necessarily water condition. A corroded or pitted anode rod
indicates high water conductivity and should be checked
and/or replaced more often than an anode rod that appears
to be intact. Replacement of a depleted anode rod can
extend the life of your water heater. Inspection should be
conducted by a qualified technician, and at a minimum
should be checked annually after the warranty period.
NOTE: Anode rod inspection may need to be made
more frequently in areas subject to acid rain that obtains
their water supply from surface water as the low pH
will accelerate anode activity.
Last edited by Ladiesman271; 02-17-2009 at 05:16 AM.
Yes, but can anyone afford to have a professional do regular maintenance on a tank type water heater? That tank deliming procedure is kind of dangerous for a DIYer!
For that matter, does anyone do any maintenance on a tank water heater unless it does not work at all? Out of site and out of mind? It is probably just cheaper to replace the tank every ten years than to pay to have PM performed on a regular basis.
Yes, if you want a tankless heater to last 20 years delime it on an annual basis!
Samuel James Witwicky
All un-lime is phosphoric acid solution, same stuff in your soda pop. As long as you remove the anode rod deliming it is a whole lot easer than some of these projects these DIYers take on. The instructions for deliming a tank heater is real easy to follow. http://www.hotwater.com/lit/training/4800r9.pdf
That's the same link that I used in my post above. Too bad those anode rods do not come out that easy, and you do need some clearance above the heater to get the anode out of the tank.
Any homeowner can descale a tankless with little effort and for little cost. No need to call in a professional to do a descale on a tankless.
My basic point was all water heaters require routine maintenance. I have no objection to the use of either a tank or tankless water heater!
Samuel James Witwicky
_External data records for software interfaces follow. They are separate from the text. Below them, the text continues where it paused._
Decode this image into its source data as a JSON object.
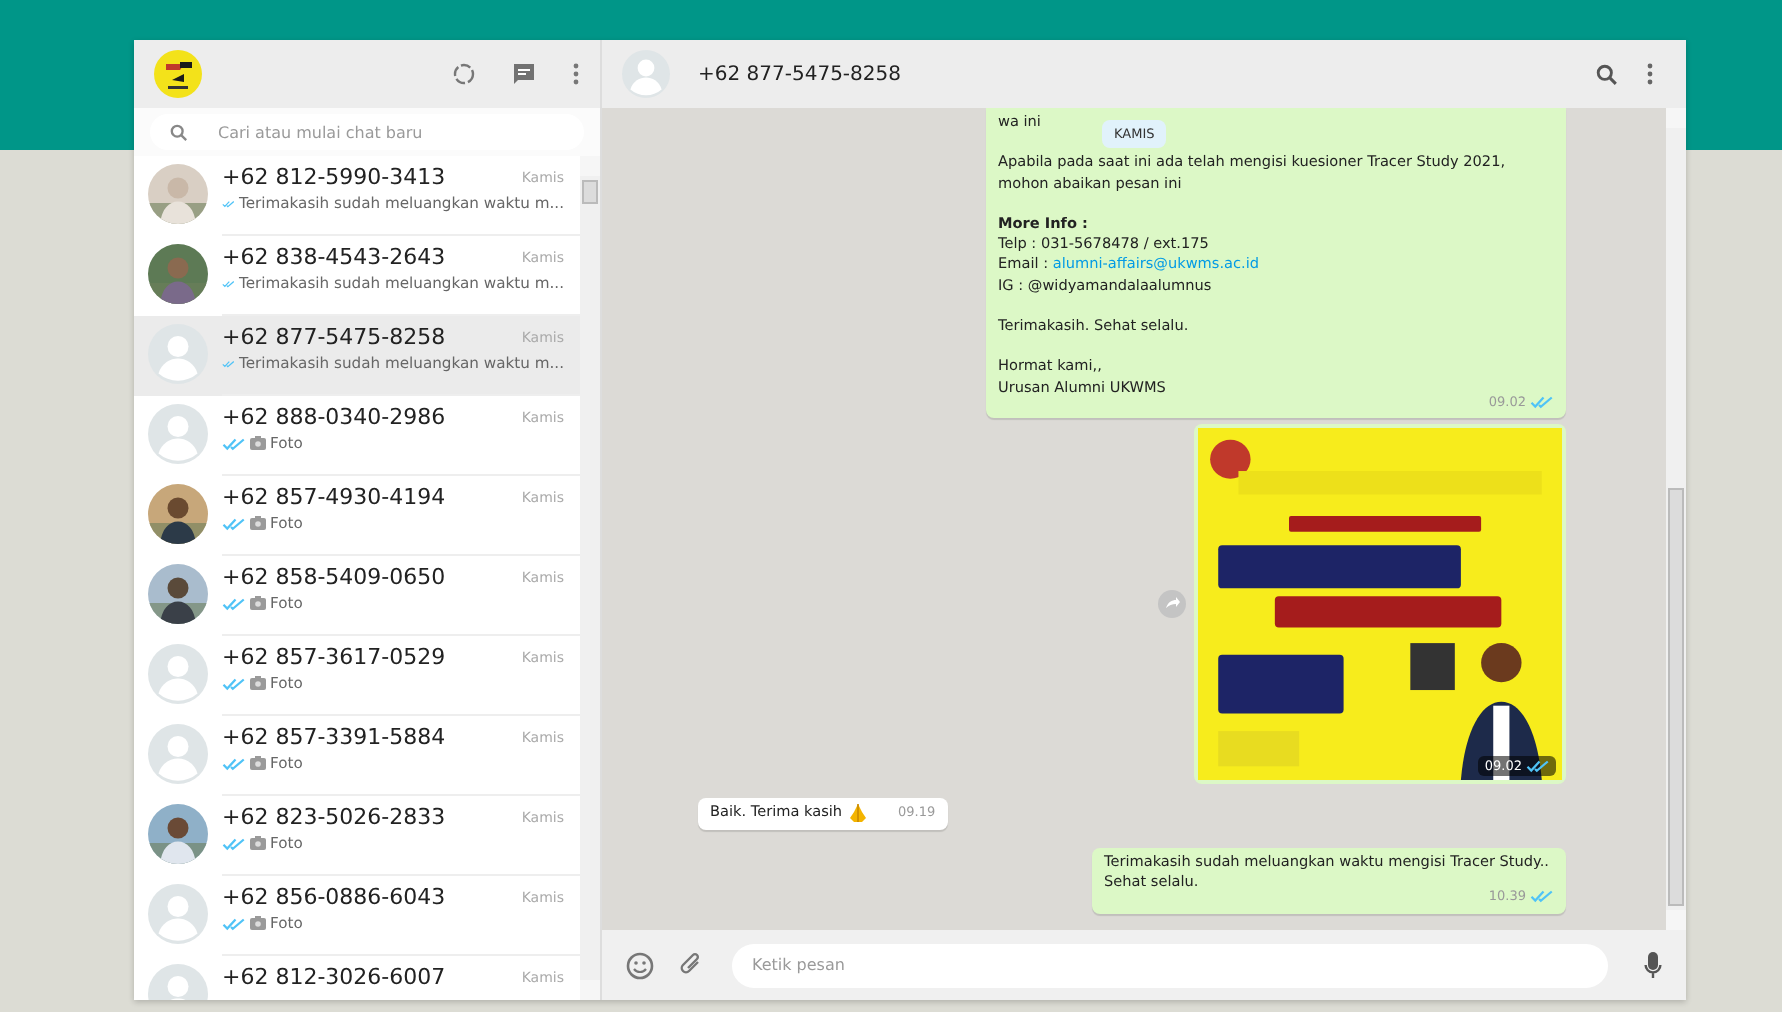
{
  "sidebar": {
    "search": {
      "placeholder": "Cari atau mulai chat baru"
    },
    "chats": [
      {
        "name": "+62 812-5990-3413",
        "time": "Kamis",
        "preview": {
          "kind": "text",
          "text": "Terimakasih sudah meluangkan waktu m..."
        },
        "read": true,
        "selected": false
      },
      {
        "name": "+62 838-4543-2643",
        "time": "Kamis",
        "preview": {
          "kind": "text",
          "text": "Terimakasih sudah meluangkan waktu m..."
        },
        "read": true,
        "selected": false
      },
      {
        "name": "+62 877-5475-8258",
        "time": "Kamis",
        "preview": {
          "kind": "text",
          "text": "Terimakasih sudah meluangkan waktu m..."
        },
        "avatar": {
          "kind": "default"
        },
        "read": true,
        "selected": true
      },
      {
        "name": "+62 888-0340-2986",
        "time": "Kamis",
        "preview": {
          "text": "Foto"
        },
        "avatar": {
          "kind": "default"
        },
        "read": true,
        "selected": false
      },
      {
        "name": "+62 857-4930-4194",
        "time": "Kamis",
        "preview": {
          "text": "Foto"
        },
        "read": true,
        "selected": false
      },
      {
        "name": "+62 858-5409-0650",
        "time": "Kamis",
        "preview": {
          "text": "Foto"
        },
        "read": true,
        "selected": false
      },
      {
        "name": "+62 857-3617-0529",
        "time": "Kamis",
        "preview": {
          "text": "Foto"
        },
        "avatar": {
          "kind": "default"
        },
        "read": true,
        "selected": false
      },
      {
        "name": "+62 857-3391-5884",
        "time": "Kamis",
        "preview": {
          "text": "Foto"
        },
        "avatar": {
          "kind": "default"
        },
        "read": true,
        "selected": false
      },
      {
        "name": "+62 823-5026-2833",
        "time": "Kamis",
        "preview": {
          "text": "Foto"
        },
        "read": true,
        "selected": false
      },
      {
        "name": "+62 856-0886-6043",
        "time": "Kamis",
        "preview": {
          "text": "Foto"
        },
        "avatar": {
          "kind": "default"
        },
        "read": true,
        "selected": false
      },
      {
        "name": "+62 812-3026-6007",
        "time": "Kamis",
        "avatar": {
          "kind": "default"
        },
        "selected": false
      }
    ]
  },
  "chat": {
    "header": {
      "name": "+62 877-5475-8258"
    },
    "date_chip": "KAMIS",
    "messages": [
      {
        "kind": "text",
        "outgoing": true,
        "paragraphs": [
          [
            {
              "kind": "text",
              "text": "wa ini"
            }
          ],
          [
            {
              "kind": "text",
              "text": "Apabila pada saat ini ada telah mengisi kuesioner Tracer Study 2021, mohon abaikan pesan ini"
            }
          ],
          [
            {
              "kind": "heading",
              "text": "More Info :"
            },
            {
              "kind": "text",
              "text": "Telp : 031-5678478 / ext.175"
            },
            {
              "kind": "link",
              "label": "Email :",
              "text": "alumni-affairs@ukwms.ac.id"
            },
            {
              "kind": "text",
              "text": "IG : @widyamandalaalumnus"
            }
          ],
          [
            {
              "kind": "text",
              "text": "Terimakasih.  Sehat selalu."
            }
          ],
          [
            {
              "kind": "text",
              "text": "Hormat kami,,"
            },
            {
              "kind": "text",
              "text": "Urusan Alumni UKWMS"
            }
          ]
        ],
        "time": "09.02",
        "read": true
      },
      {
        "outgoing": true,
        "time": "09.02",
        "read": true
      },
      {
        "kind": "text",
        "outgoing": false,
        "paragraphs": [
          [
            {
              "kind": "text",
              "text": "Baik. Terima kasih"
            }
          ]
        ],
        "emoji": true,
        "time": "09.19"
      },
      {
        "kind": "text",
        "outgoing": true,
        "paragraphs": [
          [
            {
              "kind": "text",
              "text": "Terimakasih sudah meluangkan waktu mengisi Tracer Study.. Sehat selalu."
            }
          ]
        ],
        "time": "10.39",
        "read": true
      }
    ],
    "composer": {
      "placeholder": "Ketik pesan"
    }
  }
}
And my point is a tanked heater with out the maintenance still provides water pressure and hot water. The thing is it may fail prematurely and consume more energy to keep the water hot when it has not been maintained. Where as a tankless that is not maintained people will notice the water is not as hot, or the pressure gets really low.
I have a 40 gallon AO Smith electric water heater that has been running continuously for over 15 years now with ZERO maintainance, not even an element. And that is not unusual for water heaters at all. Hardly anyone ever services them with the exception of changing elements. Original cost of the tank, around 150 dollars back then.
Though you probably should do periodic maintainance on them, mos folks never do. They will not get away with the same careless attitude with their tankless.
You couldn't even afford to have your tankless installed by a pro in a state that has laws prohibiting DIYer Plumbing in addition to voiding your manufacturers warrantee...
That is why I install Bradford White Hydrojet Water Heaters...
What is the difference between the Hydrojet® and other cold water inlet tubes?
Unlike a conventional dip tube where the water exits with weak diffusing action, water exits the Hydrojet® system in complete turbulence. This turbulence provides more efficient mixing, yielding the following benefits:
Water heaters with the Hydrojet® system don't have to work as hard or as often to maintain a maximum supply of hot water at the desired temperature.
The resulting decrease in energy consumption saves you money.
The turbulent action also puts sediment (lime, minerals) into suspension, cleaning the tank of harmful deposits every time there's a call for hot water.
... and then the exact same setup on the Hot Water outlet?